Facing flak for its bureaucratic processes that have largely been blamed for the delay in repairs to the Babu Genu market building which collapsed on September 27, the Brihanmumbai Municipal Corporation (BMC) has now fixed responsibility on user departments of various civic buildings for the structure’s upkeep. This is an attempt to cut through the red tape that hampers even minor repairs on civic-owned properties. Usually, it takes six to eight months for work orders to be issued.
According to the circular by the civic chief, various BMC departments will not only have to be vigilant, but will also have to carry out the structural audit for the buildings they use. Thus, the education department will be mainly held responsible for municipal school buildings, the solid waste management department for conservancy staff quarters, and the public health department for its hospital buildings.
“This was decided in a meeting with Municipal Commissioner Sitaram Kunte on the day of the collapse, and the circular has been issued to all departments. Each civic department is responsible for the buildings they operate out of, and structural audits are their responsibility. It does not cost much to get these audits done. Accordingly, fresh audits have been ordered,” said Acting Municipal Commissioner Rajiv Jalota.
“Following the building collapse, the administration has ordered re-audit of all C1 and C2 buildings and the structural audit of all buildings over 30 years old. This work cannot be left to the Planning &Design department alone, as there are over 3,000 civic buildings of which 2,965 are residential quarters for employees. Following up on these various buildings is difficult for one department alone. If all departments work together on this, the audit can be completed in the given deadline of one month,” said a senior engineer of the P&D department.
Till now, buildings in the city were largely classified on the basis of visual inspection by civic officers, rather than actual structural audits that entail six to seven tests for assessing the building’s safety. “We have now been made aware of the problem and are working on methodologies to ensure proper structural audits are carried out for classification of dilapidated buildings,” Jalota said.

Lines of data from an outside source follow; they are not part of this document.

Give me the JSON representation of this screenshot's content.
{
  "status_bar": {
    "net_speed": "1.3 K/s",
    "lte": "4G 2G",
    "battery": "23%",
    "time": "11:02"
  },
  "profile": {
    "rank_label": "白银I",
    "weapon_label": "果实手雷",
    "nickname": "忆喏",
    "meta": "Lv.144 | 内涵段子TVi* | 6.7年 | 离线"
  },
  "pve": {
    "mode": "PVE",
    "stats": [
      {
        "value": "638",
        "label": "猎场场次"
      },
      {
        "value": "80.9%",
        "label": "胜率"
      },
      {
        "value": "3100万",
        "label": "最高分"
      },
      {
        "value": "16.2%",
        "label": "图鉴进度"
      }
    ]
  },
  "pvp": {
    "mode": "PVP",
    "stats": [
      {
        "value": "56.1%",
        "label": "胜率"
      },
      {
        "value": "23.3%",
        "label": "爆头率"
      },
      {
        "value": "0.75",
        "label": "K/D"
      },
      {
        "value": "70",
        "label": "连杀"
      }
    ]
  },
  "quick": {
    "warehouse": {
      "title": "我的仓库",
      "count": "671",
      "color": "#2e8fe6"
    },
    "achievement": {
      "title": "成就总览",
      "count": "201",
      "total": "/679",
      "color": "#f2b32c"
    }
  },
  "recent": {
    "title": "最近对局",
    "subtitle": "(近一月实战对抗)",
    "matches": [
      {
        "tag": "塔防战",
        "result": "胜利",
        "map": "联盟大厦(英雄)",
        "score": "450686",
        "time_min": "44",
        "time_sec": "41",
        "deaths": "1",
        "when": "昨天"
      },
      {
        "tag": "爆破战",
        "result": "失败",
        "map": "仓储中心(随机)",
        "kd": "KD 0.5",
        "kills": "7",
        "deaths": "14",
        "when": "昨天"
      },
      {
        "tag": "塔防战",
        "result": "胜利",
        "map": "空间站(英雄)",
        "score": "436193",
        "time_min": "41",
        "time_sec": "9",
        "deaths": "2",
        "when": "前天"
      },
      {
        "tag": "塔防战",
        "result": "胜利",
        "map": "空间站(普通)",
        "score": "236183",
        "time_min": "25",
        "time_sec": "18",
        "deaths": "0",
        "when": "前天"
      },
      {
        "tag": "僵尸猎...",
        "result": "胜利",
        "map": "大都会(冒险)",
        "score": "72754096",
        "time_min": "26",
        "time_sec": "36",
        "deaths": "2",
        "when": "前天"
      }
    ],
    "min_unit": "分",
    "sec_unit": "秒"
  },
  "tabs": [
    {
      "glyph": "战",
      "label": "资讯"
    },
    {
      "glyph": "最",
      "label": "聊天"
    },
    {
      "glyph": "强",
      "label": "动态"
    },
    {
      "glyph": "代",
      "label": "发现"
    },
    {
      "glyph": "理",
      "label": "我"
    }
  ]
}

The circular also allows user departments to carry out repairs with funds from their own budget, without having to approach various departments for preparing estimates and floating tenders. “The civil division of each user department can prepare the estimates for minor works and